Usage examples of "measures".

On the 22nd of December, Lord John Russell rose to move the order of the day, for the house to resolve itself into a committee of supply, and at the same time took occasion to state that, although no measures could be taken by the house with regard to Canada, he nevertheless did not consider himself justified, in the actual condition of that province, to move the adjournment of the house beyond the 16th of January.

The present state of public business, and the period of the session, when considered in connection with the law which imposes on her majesty the duty of summoning a new parliament within a limited time, renders it inexpedient in the judgment of her majesty, that any new measures should be recommended for your adoption, with the exception of such as may be requisite for carrying on the public service from the close of the present session to the meeting of the new parliament.

The measures were likewise warmly advocated by Lord Brougham, who looked with confidence towards a general and effectual mitigation of the criminal code.

Convinced that the better and more effectual administration of justice is amongst the first duties of a sovereign, I request your attention to those measures which will be submitted to you for the improvement of the law.

He thought that government had done their duty in the measures they had taken.

The governor was further to have the initiative of all measures proposed in the council, five of whom were required for a quorum.

His views were supported by Lords Ellenborough and Ash-burton, the latter of whom said strong measures should be taken to compel Portugal to desist from the traffic.

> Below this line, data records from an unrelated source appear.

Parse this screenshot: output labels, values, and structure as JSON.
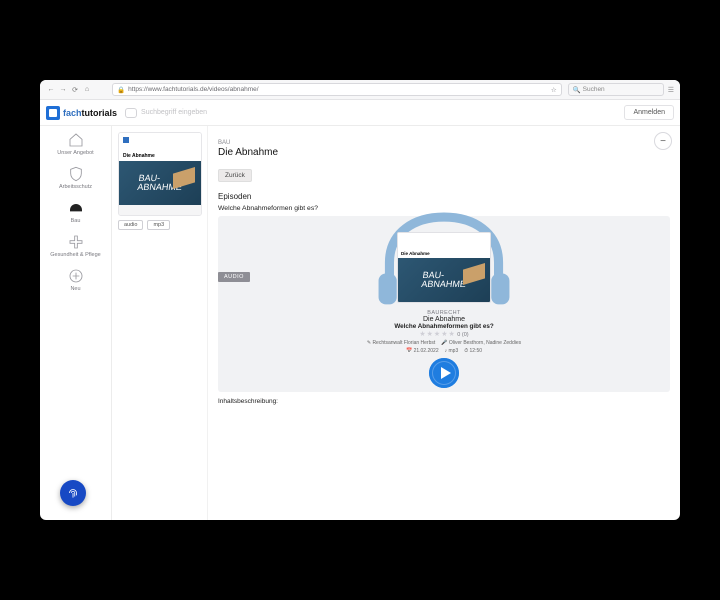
{
  "browser": {
    "url": "https://www.fachtutorials.de/videos/abnahme/",
    "search_placeholder": "Suchen"
  },
  "header": {
    "brand_part1": "fach",
    "brand_part2": "tutorials",
    "search_placeholder": "Suchbegriff eingeben",
    "login_label": "Anmelden"
  },
  "sidebar": {
    "items": [
      {
        "label": "Unser Angebot",
        "icon": "home"
      },
      {
        "label": "Arbeitsschutz",
        "icon": "shield"
      },
      {
        "label": "Bau",
        "icon": "hardhat"
      },
      {
        "label": "Gesundheit & Pflege",
        "icon": "medical"
      },
      {
        "label": "Neu",
        "icon": "plus"
      }
    ]
  },
  "thumbnail": {
    "label": "Die Abnahme",
    "art_line1": "BAU-",
    "art_line2": "ABNAHME",
    "buttons": [
      "audio",
      "mp3"
    ]
  },
  "detail": {
    "eyebrow": "BAU",
    "title": "Die Abnahme",
    "back_label": "Zurück",
    "episodes_heading": "Episoden",
    "question": "Welche Abnahmeformen gibt es?",
    "audio_badge": "AUDIO",
    "card": {
      "category": "BAURECHT",
      "title": "Die Abnahme",
      "question": "Welche Abnahmeformen gibt es?",
      "rating_count": "0 (0)",
      "author": "Rechtsanwalt Florian Herbst",
      "speakers": "Oliver Besthorn, Nadine Zeddies",
      "date": "21.02.2022",
      "format": "mp3",
      "duration": "12:50"
    },
    "description_heading": "Inhaltsbeschreibung:"
  },
  "colors": {
    "accent": "#1f7de0",
    "fab": "#1749c4"
  }
}
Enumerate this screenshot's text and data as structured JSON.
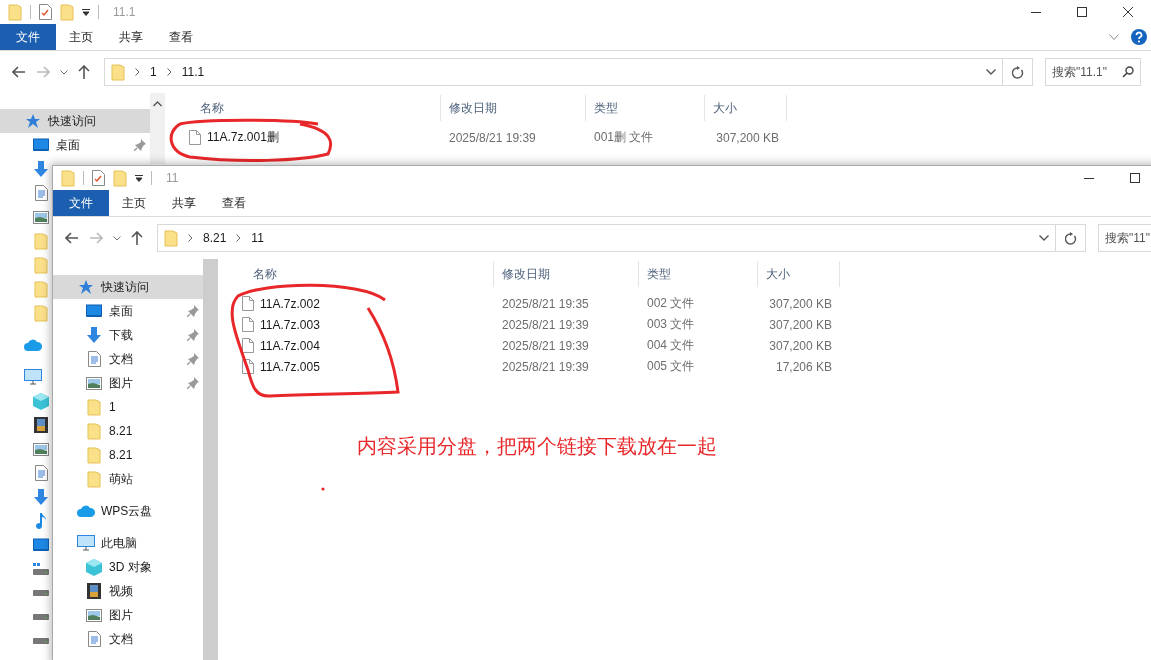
{
  "back_window": {
    "title": "11.1",
    "window_controls": [
      {
        "kind": "minimize"
      },
      {
        "kind": "maximize"
      },
      {
        "kind": "close"
      }
    ],
    "file_menu": "文件",
    "ribbon_tabs": [
      "主页",
      "共享",
      "查看"
    ],
    "ribbon_icons": [
      {
        "kind": "expand"
      },
      {
        "kind": "help"
      }
    ],
    "nav": {
      "back_enabled": true,
      "forward_enabled": false
    },
    "breadcrumb": [
      "1",
      "11.1"
    ],
    "search": {
      "placeholder": "搜索\"11.1\"",
      "icons": [
        {
          "kind": "search"
        }
      ]
    },
    "sidebar": [
      {
        "kind": "star",
        "label": "快速访问",
        "selected": true,
        "pinned": false
      },
      {
        "kind": "desktop",
        "label": "桌面",
        "selected": false,
        "pinned": true
      },
      {
        "kind": "download",
        "selected": false
      },
      {
        "kind": "document",
        "selected": false
      },
      {
        "kind": "pictures",
        "selected": false
      },
      {
        "kind": "folder",
        "selected": false
      },
      {
        "kind": "folder",
        "selected": false
      },
      {
        "kind": "folder",
        "selected": false
      },
      {
        "kind": "folder",
        "selected": false
      },
      {
        "kind": "cloud",
        "selected": false
      },
      {
        "kind": "pc",
        "selected": false
      },
      {
        "kind": "cube",
        "selected": false
      },
      {
        "kind": "video",
        "selected": false
      },
      {
        "kind": "pictures",
        "selected": false
      },
      {
        "kind": "document",
        "selected": false
      },
      {
        "kind": "download",
        "selected": false
      },
      {
        "kind": "music",
        "selected": false
      },
      {
        "kind": "desktop",
        "selected": false
      },
      {
        "kind": "system-drive",
        "selected": false
      },
      {
        "kind": "drive",
        "selected": false
      },
      {
        "kind": "drive",
        "selected": false
      },
      {
        "kind": "drive",
        "selected": false
      }
    ],
    "columns": [
      "名称",
      "修改日期",
      "类型",
      "大小"
    ],
    "files": [
      {
        "name": "11A.7z.001删",
        "modified": "2025/8/21 19:39",
        "type": "001删 文件",
        "size": "307,200 KB"
      }
    ]
  },
  "front_window": {
    "title": "11",
    "window_controls": [
      {
        "kind": "minimize"
      },
      {
        "kind": "maximize"
      }
    ],
    "file_menu": "文件",
    "ribbon_tabs": [
      "主页",
      "共享",
      "查看"
    ],
    "nav": {
      "back_enabled": true,
      "forward_enabled": false
    },
    "breadcrumb": [
      "8.21",
      "11"
    ],
    "search": {
      "placeholder": "搜索\"11\""
    },
    "sidebar": [
      {
        "kind": "star",
        "label": "快速访问",
        "selected": true,
        "pinned": false
      },
      {
        "kind": "desktop",
        "label": "桌面",
        "selected": false,
        "pinned": true
      },
      {
        "kind": "download",
        "label": "下载",
        "selected": false,
        "pinned": true
      },
      {
        "kind": "document",
        "label": "文档",
        "selected": false,
        "pinned": true
      },
      {
        "kind": "pictures",
        "label": "图片",
        "selected": false,
        "pinned": true
      },
      {
        "kind": "folder",
        "label": "1",
        "selected": false,
        "pinned": false
      },
      {
        "kind": "folder",
        "label": "8.21",
        "selected": false,
        "pinned": false
      },
      {
        "kind": "folder",
        "label": "8.21",
        "selected": false,
        "pinned": false
      },
      {
        "kind": "folder",
        "label": "萌站",
        "selected": false,
        "pinned": false
      },
      {
        "kind": "cloud",
        "label": "WPS云盘",
        "selected": false,
        "pinned": false
      },
      {
        "kind": "pc",
        "label": "此电脑",
        "selected": false,
        "pinned": false
      },
      {
        "kind": "cube",
        "label": "3D 对象",
        "selected": false,
        "pinned": false
      },
      {
        "kind": "video",
        "label": "视频",
        "selected": false,
        "pinned": false
      },
      {
        "kind": "pictures",
        "label": "图片",
        "selected": false,
        "pinned": false
      },
      {
        "kind": "document",
        "label": "文档",
        "selected": false,
        "pinned": false
      }
    ],
    "columns": [
      "名称",
      "修改日期",
      "类型",
      "大小"
    ],
    "files": [
      {
        "name": "11A.7z.002",
        "modified": "2025/8/21 19:35",
        "type": "002 文件",
        "size": "307,200 KB"
      },
      {
        "name": "11A.7z.003",
        "modified": "2025/8/21 19:39",
        "type": "003 文件",
        "size": "307,200 KB"
      },
      {
        "name": "11A.7z.004",
        "modified": "2025/8/21 19:39",
        "type": "004 文件",
        "size": "307,200 KB"
      },
      {
        "name": "11A.7z.005",
        "modified": "2025/8/21 19:39",
        "type": "005 文件",
        "size": "17,206 KB"
      }
    ]
  },
  "annotation": {
    "note": "内容采用分盘，把两个链接下载放在一起"
  }
}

During that period and in the following year he addressed several memorandums to the colonial office, in which he gave a description of the political state of Canada, and offered his advice as to what measures were necessary for its good government.

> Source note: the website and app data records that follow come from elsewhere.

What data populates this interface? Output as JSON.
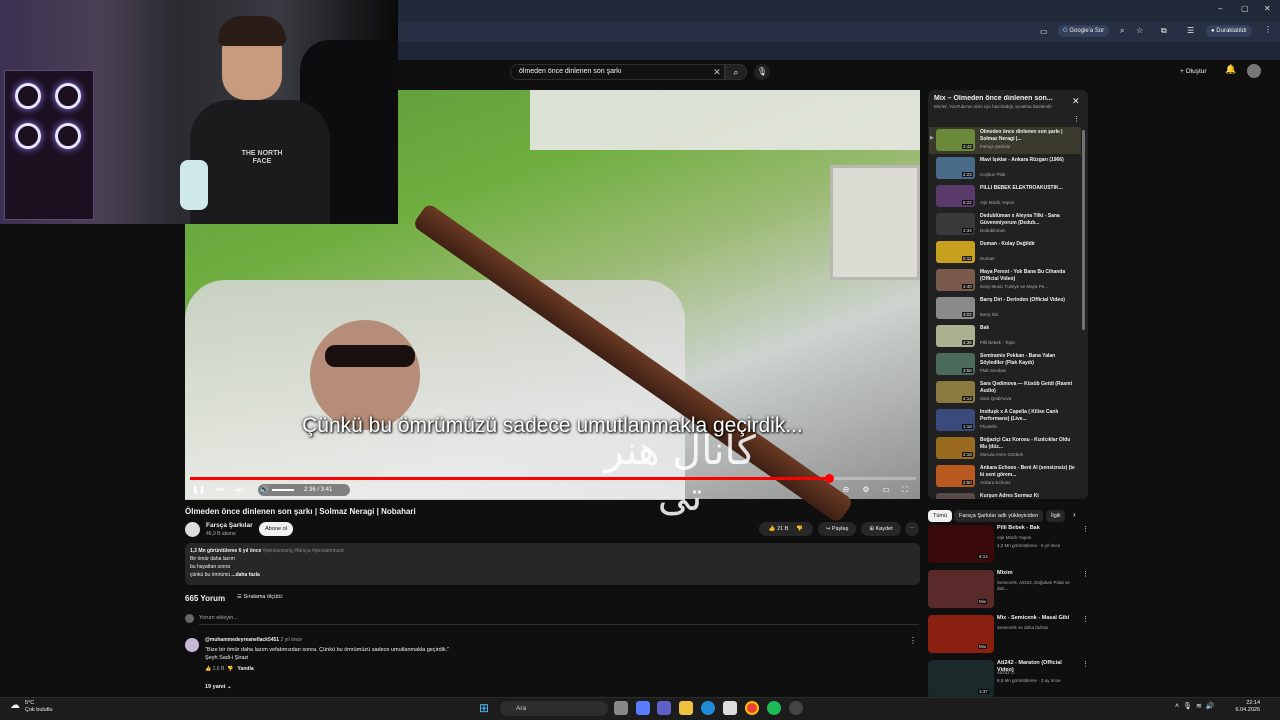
{
  "browser": {
    "search_label": "Google'a Sor",
    "profile_label": "Duraklatıldı",
    "window_controls": [
      "–",
      "▢",
      "✕"
    ]
  },
  "webcam": {
    "shirt_text": "THE NORTH FACE"
  },
  "youtube": {
    "search_value": "ölmeden önce dinlenen son şarkı",
    "create_label": "Oluştur"
  },
  "video": {
    "subtitle": "Çünkü bu ömrümüzü sadece umutlanmakla geçirdik...",
    "watermark": "کانال هنر تی",
    "time": "2:36 / 3:41",
    "progress": 0.88,
    "title": "Ölmeden önce dinlenen son şarkı | Solmaz Neragi | Nobahari"
  },
  "channel": {
    "name": "Farsça Şarkılar",
    "subs": "46,9 B abone",
    "subscribe_label": "Abone ol"
  },
  "actions": {
    "likes": "21 B",
    "share": "Paylaş",
    "save": "Kaydet"
  },
  "description": {
    "meta": "1,3 Mn görüntüleme  6 yıl önce",
    "tags": "#persiansong #farsça #persianmusic",
    "line1": "Bir ömür daha lazım",
    "line2": "bu hayattan sonra",
    "line3": "çünkü bu ömrümü",
    "more": "...daha fazla"
  },
  "comments": {
    "count": "665 Yorum",
    "sort_label": "Sıralama ölçütü:",
    "placeholder": "Yorum ekleyin...",
    "items": [
      {
        "author": "@muhammedeyreanellack5451",
        "time": "2 yıl önce",
        "text1": "\"Bize bir ömür daha lazım vefatımızdan sonra. Çünkü bu ömrümüzü sadece umutlanmakla geçirdik.\"",
        "text2": "Şeyh Sadi-i Şirazi",
        "likes": "1,6 B",
        "reply": "Yanıtla",
        "replies": "19 yanıt"
      }
    ]
  },
  "playlist": {
    "title": "Mix – Ölmeden önce dinlenen son...",
    "subtitle": "Mix'ler, YouTube'un sizin için hazırladığı oynatma listeleridir",
    "items": [
      {
        "title": "Ölmeden önce dinlenen son şarkı | Solmaz Neragi |...",
        "channel": "Farsça Şarkılar",
        "duration": "3:42",
        "color": "#6a8a3a",
        "active": true
      },
      {
        "title": "Mavi Işıklar - Ankara Rüzgarı (1966)",
        "channel": "Coşkun Plak",
        "duration": "2:23",
        "color": "#4a6a8a"
      },
      {
        "title": "PİLLİ BEBEK ELEKTROAKUSTİK...",
        "channel": "Aşk Müzik Yapım",
        "duration": "6:22",
        "color": "#5a3a6a"
      },
      {
        "title": "Dedublüman x Aleyna Tilki - Sana Güvenmiyorum (Dedub...",
        "channel": "Dedublüman",
        "duration": "2:34",
        "color": "#3a3a3a"
      },
      {
        "title": "Duman - Kolay Değildir",
        "channel": "Duman",
        "duration": "5:11",
        "color": "#c8a020"
      },
      {
        "title": "Maya Perest - Yok Bana Bu Cihanda (Official Video)",
        "channel": "Sony Music Türkiye ve Maya Pe...",
        "duration": "4:40",
        "color": "#7a5a4a"
      },
      {
        "title": "Barış Diri - Derinden (Official Video)",
        "channel": "Barış Diri",
        "duration": "3:02",
        "color": "#8a8a8a"
      },
      {
        "title": "Bak",
        "channel": "Pilli Bebek - Topic",
        "duration": "4:36",
        "color": "#aab090"
      },
      {
        "title": "Semiramis Pekkan - Bana Yalan Söylediler (Plak Kaydı)",
        "channel": "Plak Sevdası",
        "duration": "3:58",
        "color": "#4a6a5a"
      },
      {
        "title": "Sara Qədimova — Küsüb Getdi (Rasmi Audio)",
        "channel": "Sara Qedimova",
        "duration": "4:14",
        "color": "#8a7a40"
      },
      {
        "title": "İnstluşk x A Capella ( Kilise Canlı Performans) (Live...",
        "channel": "Pluvtelin",
        "duration": "1:18",
        "color": "#3a4a7a"
      },
      {
        "title": "Boğaziçi Caz Korosu - Kızılcıklar Oldu Mu (düz...",
        "channel": "Mesuia Arem Gözbek",
        "duration": "2:18",
        "color": "#9a6a20"
      },
      {
        "title": "Ankara Echoes - Beni Al (sensiznsiz) (te ki seni görem...",
        "channel": "Ankara Echoes",
        "duration": "2:50",
        "color": "#b85a20"
      },
      {
        "title": "Kurşun Adres Sormaz Ki",
        "channel": "",
        "duration": "",
        "color": "#5a4a4a"
      }
    ]
  },
  "chips": [
    "Tümü",
    "Farsça Şarkılar adlı yükleyiciden",
    "İlgili"
  ],
  "recommendations": [
    {
      "title": "Pilli Bebek - Bak",
      "channel": "Aşk Müzik Yapım",
      "meta": "4,2 Mn görüntüleme · 6 yıl önce",
      "duration": "6:14",
      "color": "#3a0a0a"
    },
    {
      "title": "Mixim",
      "channel": "Semicenk, Ati242, Doğukan Polat ve dah...",
      "meta": "",
      "duration": "Mix",
      "color": "#5a2a2a"
    },
    {
      "title": "Mix - Semicenk - Masal Gibi",
      "channel": "Semicenk ve daha fazlası",
      "meta": "",
      "duration": "Mix",
      "color": "#8a2010"
    },
    {
      "title": "Ati242 - Maraton (Official Video)",
      "channel": "Ati242 ⊙",
      "meta": "8,5 Mn görüntüleme · 3 ay önce",
      "duration": "3:37",
      "color": "#1a2a2a"
    }
  ],
  "taskbar": {
    "weather_temp": "5°C",
    "weather_desc": "Çok bulutlu",
    "search_placeholder": "Ara",
    "time": "22:14",
    "date": "6.04.2026"
  }
}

Among the earliest measures of Lord Durham was the mission of Colonel Grey to Washington, with instructions to expostulate with the American government on the state of things existing on its own borders.

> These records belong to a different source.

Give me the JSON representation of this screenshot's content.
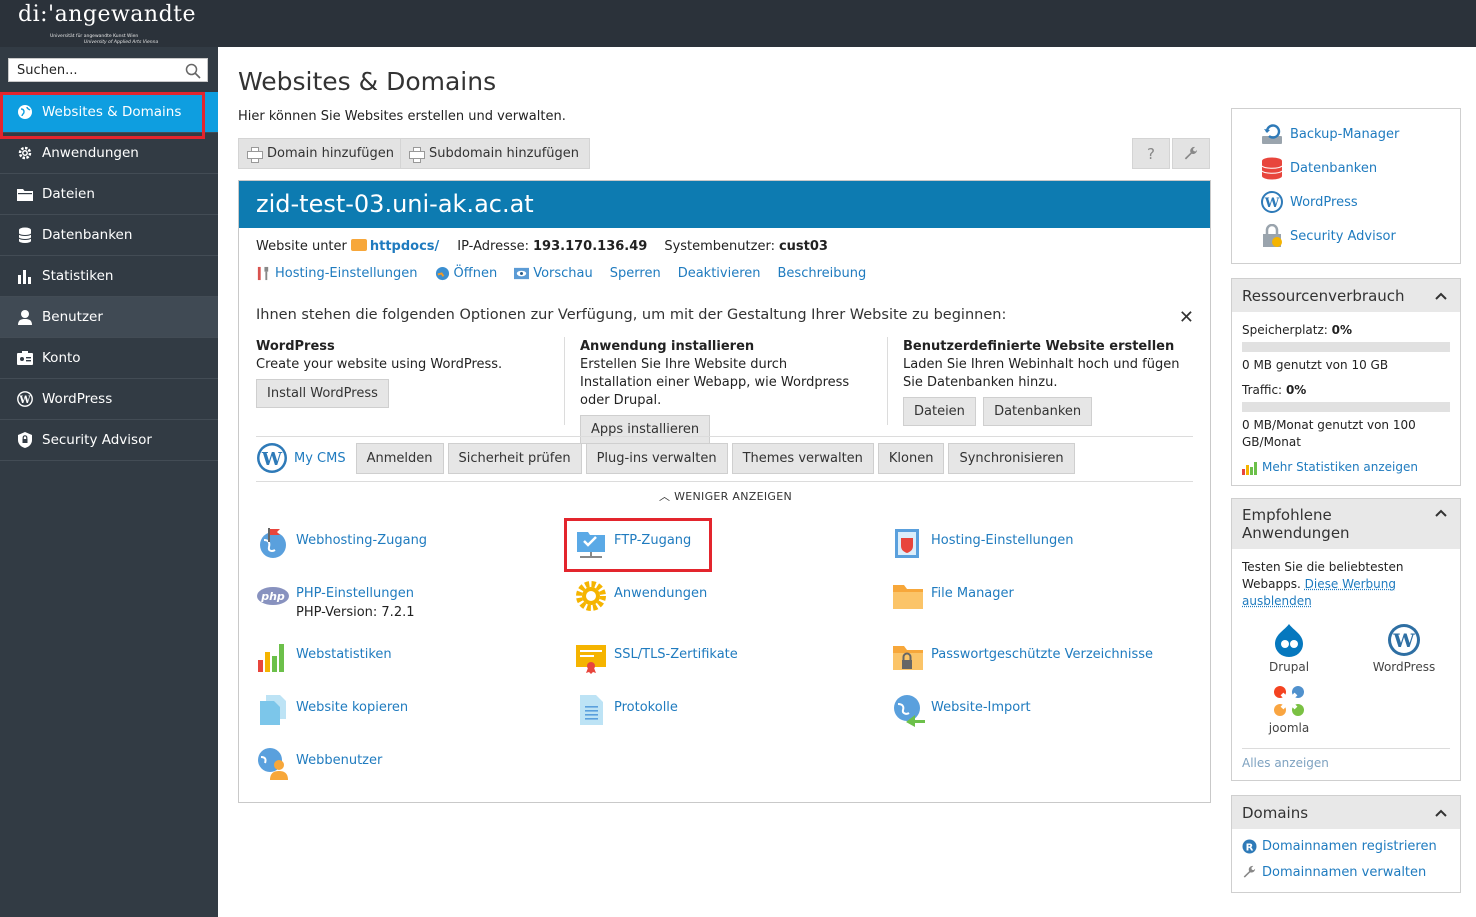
{
  "header": {
    "logo_text": "di:'angewandte",
    "logo_sub1": "Universität für angewandte Kunst Wien",
    "logo_sub2": "University of Applied Arts Vienna"
  },
  "sidebar": {
    "search_placeholder": "Suchen...",
    "items": [
      {
        "label": "Websites & Domains",
        "icon": "globe-icon"
      },
      {
        "label": "Anwendungen",
        "icon": "gear-icon"
      },
      {
        "label": "Dateien",
        "icon": "folder-icon"
      },
      {
        "label": "Datenbanken",
        "icon": "database-icon"
      },
      {
        "label": "Statistiken",
        "icon": "bar-chart-icon"
      },
      {
        "label": "Benutzer",
        "icon": "user-icon"
      },
      {
        "label": "Konto",
        "icon": "id-card-icon"
      },
      {
        "label": "WordPress",
        "icon": "wordpress-icon"
      },
      {
        "label": "Security Advisor",
        "icon": "shield-icon"
      }
    ]
  },
  "main": {
    "title": "Websites & Domains",
    "description": "Hier können Sie Websites erstellen und verwalten.",
    "add_domain": "Domain hinzufügen",
    "add_subdomain": "Subdomain hinzufügen",
    "help_glyph": "?"
  },
  "domain": {
    "name": "zid-test-03.uni-ak.ac.at",
    "website_under_label": "Website unter",
    "docroot": "httpdocs/",
    "ip_label": "IP-Adresse:",
    "ip": "193.170.136.49",
    "sysuser_label": "Systembenutzer:",
    "sysuser": "cust03",
    "actions": [
      "Hosting-Einstellungen",
      "Öffnen",
      "Vorschau",
      "Sperren",
      "Deaktivieren",
      "Beschreibung"
    ],
    "intro": "Ihnen stehen die folgenden Optionen zur Verfügung, um mit der Gestaltung Ihrer Website zu beginnen:",
    "options": [
      {
        "title": "WordPress",
        "text": "Create your website using WordPress.",
        "buttons": [
          "Install WordPress"
        ]
      },
      {
        "title": "Anwendung installieren",
        "text": "Erstellen Sie Ihre Website durch Installation einer Webapp, wie Wordpress oder Drupal.",
        "buttons": [
          "Apps installieren"
        ]
      },
      {
        "title": "Benutzerdefinierte Website erstellen",
        "text": "Laden Sie Ihren Webinhalt hoch und fügen Sie Datenbanken hinzu.",
        "buttons": [
          "Dateien",
          "Datenbanken"
        ]
      }
    ],
    "cms_name": "My CMS",
    "cms_buttons": [
      "Anmelden",
      "Sicherheit prüfen",
      "Plug-ins verwalten",
      "Themes verwalten",
      "Klonen",
      "Synchronisieren"
    ],
    "show_less": "WENIGER ANZEIGEN",
    "tools": [
      {
        "label": "Webhosting-Zugang",
        "icon": "webhosting-access-icon"
      },
      {
        "label": "FTP-Zugang",
        "icon": "ftp-icon"
      },
      {
        "label": "Hosting-Einstellungen",
        "icon": "hosting-settings-icon"
      },
      {
        "label": "PHP-Einstellungen",
        "icon": "php-icon",
        "sub": "PHP-Version: 7.2.1"
      },
      {
        "label": "Anwendungen",
        "icon": "applications-gear-icon"
      },
      {
        "label": "File Manager",
        "icon": "file-manager-icon"
      },
      {
        "label": "Webstatistiken",
        "icon": "web-statistics-icon"
      },
      {
        "label": "SSL/TLS-Zertifikate",
        "icon": "certificate-icon"
      },
      {
        "label": "Passwortgeschützte Verzeichnisse",
        "icon": "protected-folder-icon"
      },
      {
        "label": "Website kopieren",
        "icon": "copy-website-icon"
      },
      {
        "label": "Protokolle",
        "icon": "logs-icon"
      },
      {
        "label": "Website-Import",
        "icon": "website-import-icon"
      },
      {
        "label": "Webbenutzer",
        "icon": "web-users-icon"
      }
    ]
  },
  "right": {
    "quick_links": [
      {
        "label": "Backup-Manager",
        "icon": "backup-icon"
      },
      {
        "label": "Datenbanken",
        "icon": "database-icon"
      },
      {
        "label": "WordPress",
        "icon": "wordpress-icon"
      },
      {
        "label": "Security Advisor",
        "icon": "security-advisor-icon"
      }
    ],
    "resources": {
      "title": "Ressourcenverbrauch",
      "disk_label": "Speicherplatz:",
      "disk_pct": "0%",
      "disk_text": "0 MB genutzt von 10 GB",
      "traffic_label": "Traffic:",
      "traffic_pct": "0%",
      "traffic_text1": "0 MB/Monat genutzt von 100",
      "traffic_text2": "GB/Monat",
      "more_stats": "Mehr Statistiken anzeigen"
    },
    "apps": {
      "title1": "Empfohlene",
      "title2": "Anwendungen",
      "text1": "Testen Sie die beliebtesten",
      "text2": "Webapps.",
      "hide_ad1": "Diese Werbung",
      "hide_ad2": "ausblenden",
      "items": [
        "Drupal",
        "WordPress",
        "joomla"
      ],
      "show_all": "Alles anzeigen"
    },
    "domains": {
      "title": "Domains",
      "links": [
        "Domainnamen registrieren",
        "Domainnamen verwalten"
      ]
    }
  },
  "colors": {
    "accent": "#0e9ee0",
    "header": "#0d7bb1",
    "sidebar": "#323b44",
    "highlight": "#e3252d",
    "link": "#1f7bbf"
  }
}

Colonel Grey obtained the fullest assurances of the president that the American government desired to preserve the good understanding existing with England, and ample promises of co-operation in any measures which Lord Durham might think necessary to adopt for restoring the peace of the frontier.

I announce this fact with much satisfaction, as it is an unerring mark of the feelings with which the measures which I have adopted for the public good have been regarded by the great majority of the inhabitants of the two provinces.

In conclusion Lord Durham intimated his intention of remaining a few weeks longer, only in order to complete certain measures then in progress.

They consider as open to a most serious objection an appeal by such an officer to the public at large, from measures adopted by the sovereign, with the advice and consent of parliament.

He concluded by proposing two years and a half instead of five as the shortest interval within which the measures in contemplation could be prepared.

Her majesty therefore recommends it to the house, to consider such measures as may be submitted to them for that purpose.